What to work on =
Tally the lines of the records that contain the string "username", then give the total and nothing more.

Given entries =
____________

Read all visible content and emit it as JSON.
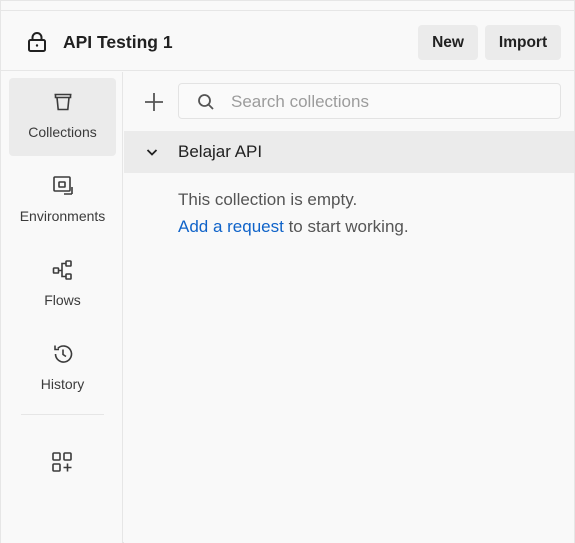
{
  "header": {
    "workspace_title": "API Testing 1",
    "new_label": "New",
    "import_label": "Import"
  },
  "sidebar": {
    "items": [
      {
        "label": "Collections",
        "icon": "collections-icon",
        "active": true
      },
      {
        "label": "Environments",
        "icon": "environments-icon"
      },
      {
        "label": "Flows",
        "icon": "flows-icon"
      },
      {
        "label": "History",
        "icon": "history-icon"
      }
    ],
    "more_icon": "configure-workbench-icon"
  },
  "main": {
    "search": {
      "placeholder": "Search collections",
      "value": ""
    },
    "collection": {
      "name": "Belajar API",
      "expanded": true
    },
    "empty_line1": "This collection is empty.",
    "empty_link": "Add a request",
    "empty_suffix": " to start working."
  },
  "colors": {
    "link": "#0f63c9",
    "active_bg": "#ebebeb",
    "panel_bg": "#f9f9f9"
  }
}
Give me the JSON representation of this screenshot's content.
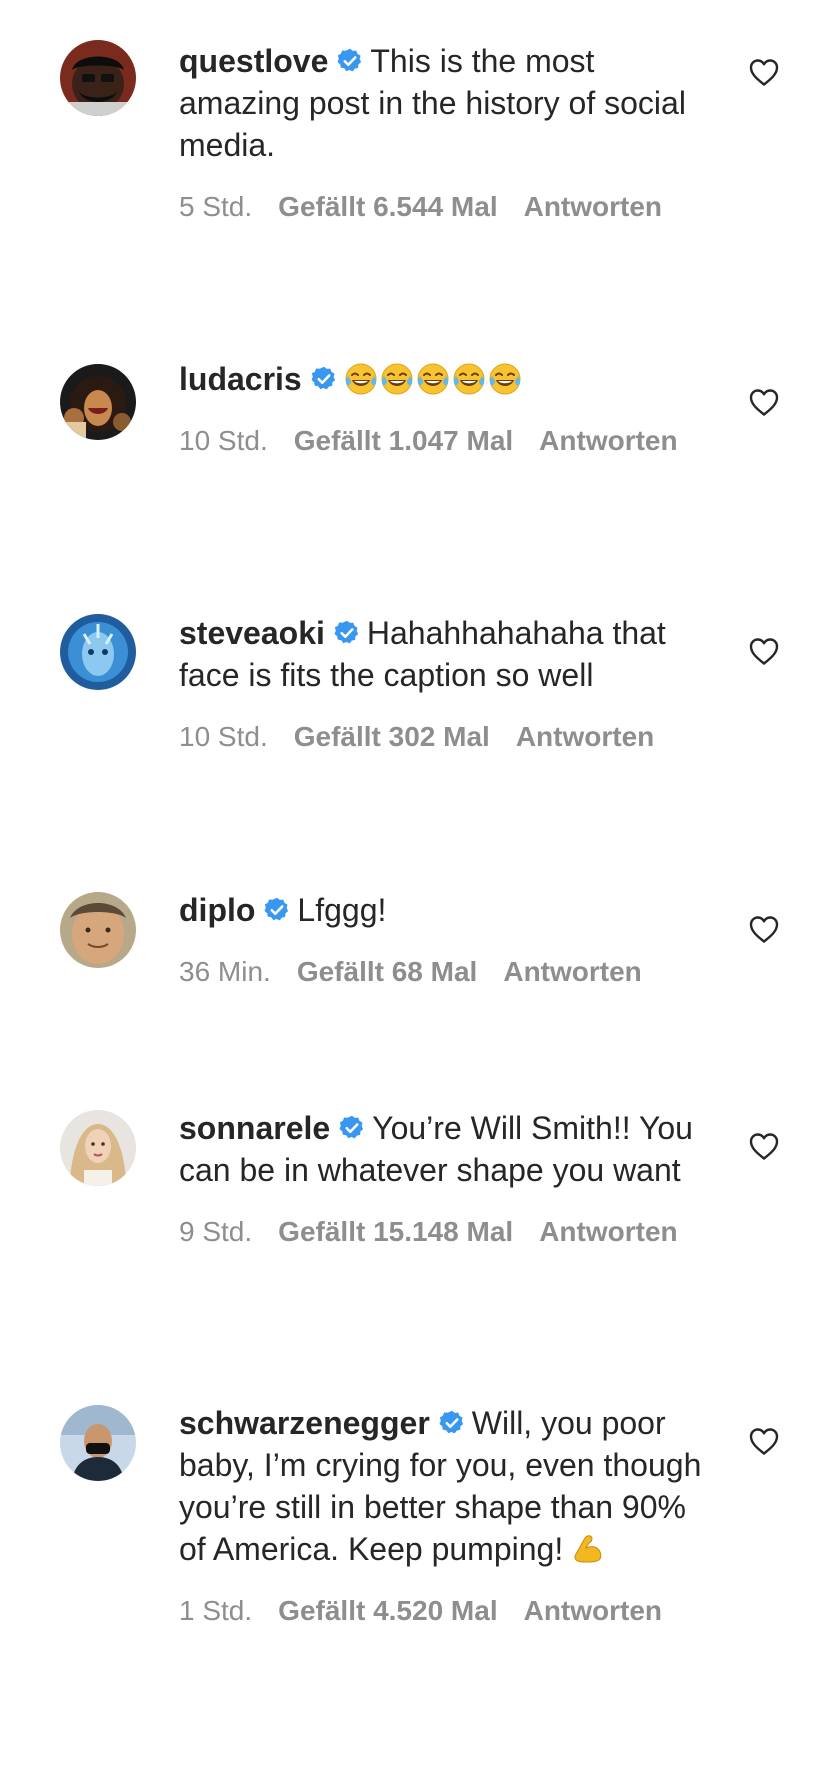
{
  "colors": {
    "verified": "#3897f0",
    "text": "#262626",
    "meta": "#8e8e8e"
  },
  "icons": {
    "verified": "verified-badge-icon",
    "like": "heart-icon",
    "laugh": "face-with-tears-of-joy-emoji",
    "flex": "flexed-biceps-emoji"
  },
  "comments": [
    {
      "username": "questlove",
      "text": "This is the most amazing post in the history of social media.",
      "time": "5 Std.",
      "likes": "Gefällt 6.544 Mal",
      "reply": "Antworten"
    },
    {
      "username": "ludacris",
      "text": "",
      "emoji_text": "😂😂😂😂😂",
      "time": "10 Std.",
      "likes": "Gefällt 1.047 Mal",
      "reply": "Antworten"
    },
    {
      "username": "steveaoki",
      "text": "Hahahhahahaha that face is fits the caption so well",
      "time": "10 Std.",
      "likes": "Gefällt 302 Mal",
      "reply": "Antworten"
    },
    {
      "username": "diplo",
      "text": "Lfggg!",
      "time": "36 Min.",
      "likes": "Gefällt 68 Mal",
      "reply": "Antworten"
    },
    {
      "username": "sonnarele",
      "text": "You’re Will Smith!! You can be in whatever shape you want",
      "time": "9 Std.",
      "likes": "Gefällt 15.148 Mal",
      "reply": "Antworten"
    },
    {
      "username": "schwarzenegger",
      "text": "Will, you poor baby, I’m crying for you, even though you’re still in better shape than 90% of America. Keep pumping!",
      "emoji_text": "💪",
      "time": "1 Std.",
      "likes": "Gefällt 4.520 Mal",
      "reply": "Antworten"
    }
  ]
}
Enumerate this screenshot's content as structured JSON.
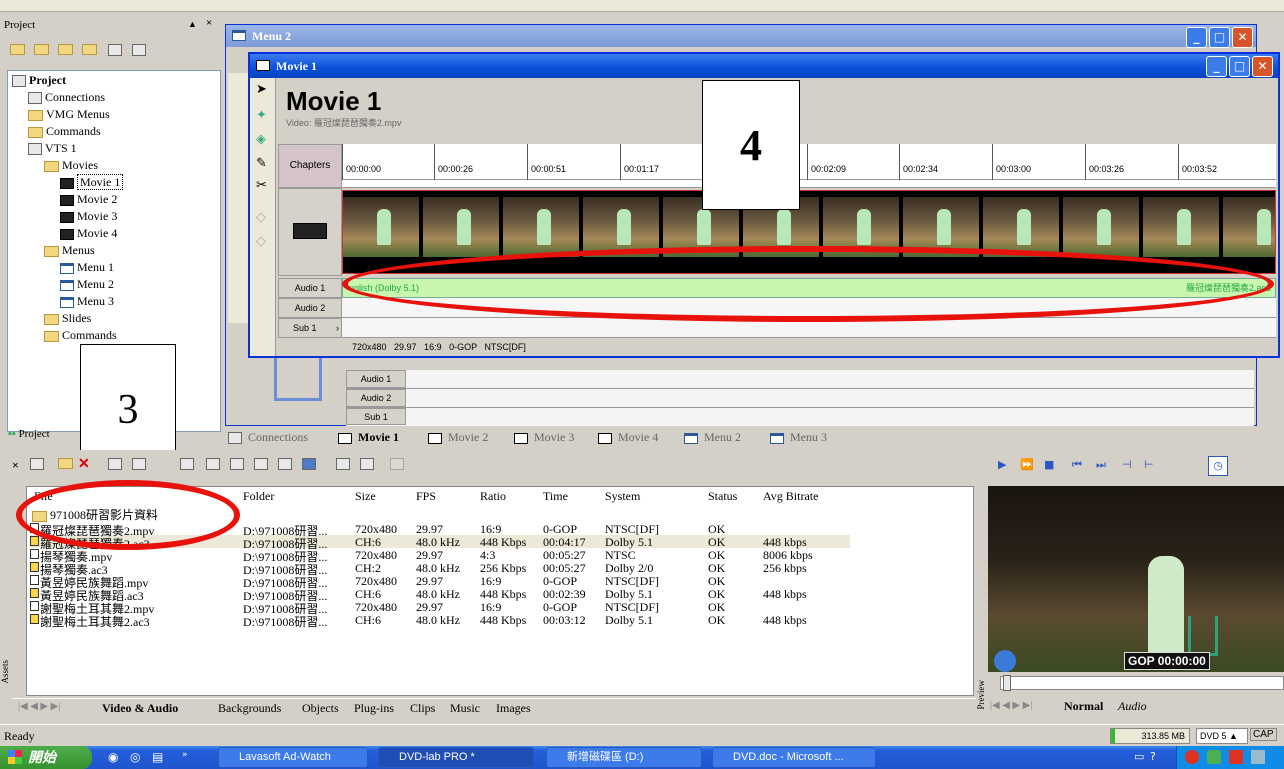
{
  "project_panel": {
    "title": "Project",
    "tree": [
      {
        "label": "Project",
        "indent": 0,
        "icon": "project-icon",
        "bold": true
      },
      {
        "label": "Connections",
        "indent": 1,
        "icon": "connections-icon"
      },
      {
        "label": "VMG Menus",
        "indent": 1,
        "icon": "folder-icon"
      },
      {
        "label": "Commands",
        "indent": 1,
        "icon": "folder-icon"
      },
      {
        "label": "VTS 1",
        "indent": 1,
        "icon": "vts-icon"
      },
      {
        "label": "Movies",
        "indent": 2,
        "icon": "folder-icon"
      },
      {
        "label": "Movie 1",
        "indent": 3,
        "icon": "film-icon",
        "selected": true
      },
      {
        "label": "Movie 2",
        "indent": 3,
        "icon": "film-icon"
      },
      {
        "label": "Movie 3",
        "indent": 3,
        "icon": "film-icon"
      },
      {
        "label": "Movie 4",
        "indent": 3,
        "icon": "film-icon"
      },
      {
        "label": "Menus",
        "indent": 2,
        "icon": "folder-icon"
      },
      {
        "label": "Menu 1",
        "indent": 3,
        "icon": "menu-icon"
      },
      {
        "label": "Menu 2",
        "indent": 3,
        "icon": "menu-icon"
      },
      {
        "label": "Menu 3",
        "indent": 3,
        "icon": "menu-icon"
      },
      {
        "label": "Slides",
        "indent": 2,
        "icon": "folder-icon"
      },
      {
        "label": "Commands",
        "indent": 2,
        "icon": "folder-icon"
      }
    ],
    "footer_tab": "Project"
  },
  "annotations": {
    "box3": "3",
    "box4": "4"
  },
  "menu2_window": {
    "title": "Menu 2"
  },
  "movie1_window": {
    "title": "Movie 1",
    "heading": "Movie 1",
    "video_label": "Video: 羅冠燦琵琶獨奏2.mpv",
    "chapters_label": "Chapters",
    "ticks": [
      "00:00:00",
      "00:00:26",
      "00:00:51",
      "00:01:17",
      "00:02:09",
      "00:02:34",
      "00:03:00",
      "00:03:26",
      "00:03:52"
    ],
    "audio1_label": "Audio 1",
    "audio2_label": "Audio 2",
    "sub1_label": "Sub 1",
    "audio1_track_left": "nglish (Dolby 5.1)",
    "audio1_track_right": "羅冠燦琵琶獨奏2.ac3",
    "info_line": "720x480   29.97   16:9   0-GOP   NTSC[DF]"
  },
  "behind_tracks": {
    "audio1": "Audio 1",
    "audio2": "Audio 2",
    "sub1": "Sub 1"
  },
  "doc_tabs": [
    "Connections",
    "Movie 1",
    "Movie 2",
    "Movie 3",
    "Movie 4",
    "Menu 2",
    "Menu 3"
  ],
  "assets": {
    "columns": [
      "File",
      "Folder",
      "Size",
      "FPS",
      "Ratio",
      "Time",
      "System",
      "Status",
      "Avg Bitrate"
    ],
    "group": "971008研習影片資料",
    "rows": [
      {
        "file": "羅冠燦琵琶獨奏2.mpv",
        "folder": "D:\\971008研習...",
        "size": "720x480",
        "fps": "29.97",
        "ratio": "16:9",
        "time": "0-GOP",
        "system": "NTSC[DF]",
        "status": "OK",
        "bitrate": "",
        "type": "video"
      },
      {
        "file": "羅冠燦琵琶獨奏2.ac3",
        "folder": "D:\\971008研習...",
        "size": "CH:6",
        "fps": "48.0 kHz",
        "ratio": "448 Kbps",
        "time": "00:04:17",
        "system": "Dolby 5.1",
        "status": "OK",
        "bitrate": "448 kbps",
        "type": "audio"
      },
      {
        "file": "揚琴獨奏.mpv",
        "folder": "D:\\971008研習...",
        "size": "720x480",
        "fps": "29.97",
        "ratio": "4:3",
        "time": "00:05:27",
        "system": "NTSC",
        "status": "OK",
        "bitrate": "8006 kbps",
        "type": "video"
      },
      {
        "file": "揚琴獨奏.ac3",
        "folder": "D:\\971008研習...",
        "size": "CH:2",
        "fps": "48.0 kHz",
        "ratio": "256 Kbps",
        "time": "00:05:27",
        "system": "Dolby 2/0",
        "status": "OK",
        "bitrate": "256 kbps",
        "type": "audio"
      },
      {
        "file": "黃昱婷民族舞蹈.mpv",
        "folder": "D:\\971008研習...",
        "size": "720x480",
        "fps": "29.97",
        "ratio": "16:9",
        "time": "0-GOP",
        "system": "NTSC[DF]",
        "status": "OK",
        "bitrate": "",
        "type": "video"
      },
      {
        "file": "黃昱婷民族舞蹈.ac3",
        "folder": "D:\\971008研習...",
        "size": "CH:6",
        "fps": "48.0 kHz",
        "ratio": "448 Kbps",
        "time": "00:02:39",
        "system": "Dolby 5.1",
        "status": "OK",
        "bitrate": "448 kbps",
        "type": "audio"
      },
      {
        "file": "謝聖梅土耳其舞2.mpv",
        "folder": "D:\\971008研習...",
        "size": "720x480",
        "fps": "29.97",
        "ratio": "16:9",
        "time": "0-GOP",
        "system": "NTSC[DF]",
        "status": "OK",
        "bitrate": "",
        "type": "video"
      },
      {
        "file": "謝聖梅土耳其舞2.ac3",
        "folder": "D:\\971008研習...",
        "size": "CH:6",
        "fps": "48.0 kHz",
        "ratio": "448 Kbps",
        "time": "00:03:12",
        "system": "Dolby 5.1",
        "status": "OK",
        "bitrate": "448 kbps",
        "type": "audio"
      }
    ],
    "side_label": "Assets",
    "bottom_tabs": [
      "Video & Audio",
      "Backgrounds",
      "Objects",
      "Plug-ins",
      "Clips",
      "Music",
      "Images"
    ]
  },
  "preview": {
    "side_label": "Preview",
    "timecode": "GOP 00:00:00",
    "tabs": [
      "Normal",
      "Audio"
    ]
  },
  "status_bar": {
    "text": "Ready",
    "memory": "313.85 MB",
    "dvd": "DVD 5",
    "cap": "CAP"
  },
  "taskbar": {
    "start": "開始",
    "items": [
      "Lavasoft Ad-Watch",
      "DVD-lab PRO *",
      "新增磁碟區 (D:)",
      "DVD.doc - Microsoft ..."
    ]
  },
  "colors": {
    "accent": "#0a246a",
    "xp_blue": "#245edb",
    "timeline_green": "#c8f5b0",
    "highlight_red": "#e8120c"
  }
}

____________

Answer to this problem =
6